Internal communications is all about content. With the right words, you can boost productivity, employee engagement – and even profits.
But all too often companies commit cardinal sins when it comes to their content – and, as a result, it fails to get results.
To stop you falling into the same traps, here are six internal comms content clangers to avoid.
1. Using meaningless business-speak
You might hear phrases like ‘blue sky thinking’, ‘mission creep’ and ‘let’s action that’ in meetings but have you ever heard them in real life? Of course not. Internal communications should help you connect with employees, but using business-speak distances you from the very people you want to inspire. Instead, use plain, easy-to-understand language that you’d be more likely to hear in the staffroom than the boardroom.
Internal communications content should be used as a tool for positive reinforcement – not as a means to be critical. If your sales team has failed to meet their target, or someone’s spending more time on Facebook than their to-do list, save it for a one-to-one meeting rather than your monthly newsletter.
3. Not having an internal comms strategy
A well thought out internal comms strategy is the foundation effective employee engagement is built on. Like all strategies, it should pinpoint where you are now, where you want to be and, most importantly, how you’re going to get there. But keep your strategy simple. A long-winded document that goes into excessive detail will get filed in a drawer and ignored. Instead, use a living document that’s regularly referenced to ensure everything’s on track. It’s also worth revisiting and updating your strategy at least once a year.
4. Information overload
We live in an age when we are constantly bombarded with information from every angle, whether it’s from emails, texts, tweets and Facebook posts or adverts on billboards and television. To effectively create employee engagement, your internal comms content needs to cut through all of this noise and grab the attention of your employees. To do this, keep your content simple, short and to the point. This takes skill and experience. If you’re stuck, a freelance copywriter can help with in creative approaches to framing new procedures, interesting formats to share best practice, and even building a content calendar to help you plan your employee engagement strategy.
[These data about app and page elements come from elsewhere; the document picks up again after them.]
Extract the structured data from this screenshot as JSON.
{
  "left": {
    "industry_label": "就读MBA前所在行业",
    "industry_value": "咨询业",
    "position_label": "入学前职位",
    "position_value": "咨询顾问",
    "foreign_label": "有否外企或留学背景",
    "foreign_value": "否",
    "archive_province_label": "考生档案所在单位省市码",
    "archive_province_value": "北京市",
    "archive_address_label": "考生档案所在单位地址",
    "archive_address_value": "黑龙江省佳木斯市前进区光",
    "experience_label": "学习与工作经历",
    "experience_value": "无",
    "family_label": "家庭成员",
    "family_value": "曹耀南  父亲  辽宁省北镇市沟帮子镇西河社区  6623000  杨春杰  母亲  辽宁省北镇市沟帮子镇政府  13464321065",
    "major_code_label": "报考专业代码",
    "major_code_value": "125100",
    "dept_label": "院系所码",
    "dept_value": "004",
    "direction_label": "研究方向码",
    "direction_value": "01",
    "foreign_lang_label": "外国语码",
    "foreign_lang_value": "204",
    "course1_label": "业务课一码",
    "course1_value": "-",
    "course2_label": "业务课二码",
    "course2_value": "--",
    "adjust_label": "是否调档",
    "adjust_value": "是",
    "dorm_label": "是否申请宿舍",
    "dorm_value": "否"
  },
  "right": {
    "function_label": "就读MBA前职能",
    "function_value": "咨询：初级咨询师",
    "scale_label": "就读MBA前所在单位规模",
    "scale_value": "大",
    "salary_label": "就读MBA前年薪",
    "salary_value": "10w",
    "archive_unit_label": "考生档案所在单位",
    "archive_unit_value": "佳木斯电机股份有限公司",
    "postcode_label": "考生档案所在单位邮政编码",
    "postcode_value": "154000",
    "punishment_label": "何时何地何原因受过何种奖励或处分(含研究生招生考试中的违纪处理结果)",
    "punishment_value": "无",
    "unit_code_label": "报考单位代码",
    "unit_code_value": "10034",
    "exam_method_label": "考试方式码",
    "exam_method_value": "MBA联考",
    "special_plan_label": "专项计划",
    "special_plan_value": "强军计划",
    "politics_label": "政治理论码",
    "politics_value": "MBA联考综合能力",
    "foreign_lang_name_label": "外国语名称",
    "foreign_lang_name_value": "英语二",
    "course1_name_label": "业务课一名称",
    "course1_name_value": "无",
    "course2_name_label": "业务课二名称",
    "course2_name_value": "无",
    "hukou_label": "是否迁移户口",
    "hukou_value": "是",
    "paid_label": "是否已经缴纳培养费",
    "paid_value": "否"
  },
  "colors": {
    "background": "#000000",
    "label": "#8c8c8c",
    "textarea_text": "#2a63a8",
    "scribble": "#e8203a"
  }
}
5. Not asking for feedback
Having a winning internal communications strategy is important – but equally, so is listening to what the people your content is written for actually want to read. Maybe there’s an expert within the business that they’d like to see interviewed. Or maybe they’d prefer shorter, weekly bulletins rather than one longer update every month. Invite ideas from employees on a regular basis – and explore different ways to implement them.
6. Failure to measure results
If you want your internal comms to be successful, it’s vital that you know what’s working and what’s not. As part of your internal comms strategy, use metrics to track how many clicks your intranet article gets and how many people open your newsletter email. You could even use tools to work out which headlines and subject lines are most effective. The information you glean can then be used to tweak and update your internal comms strategy.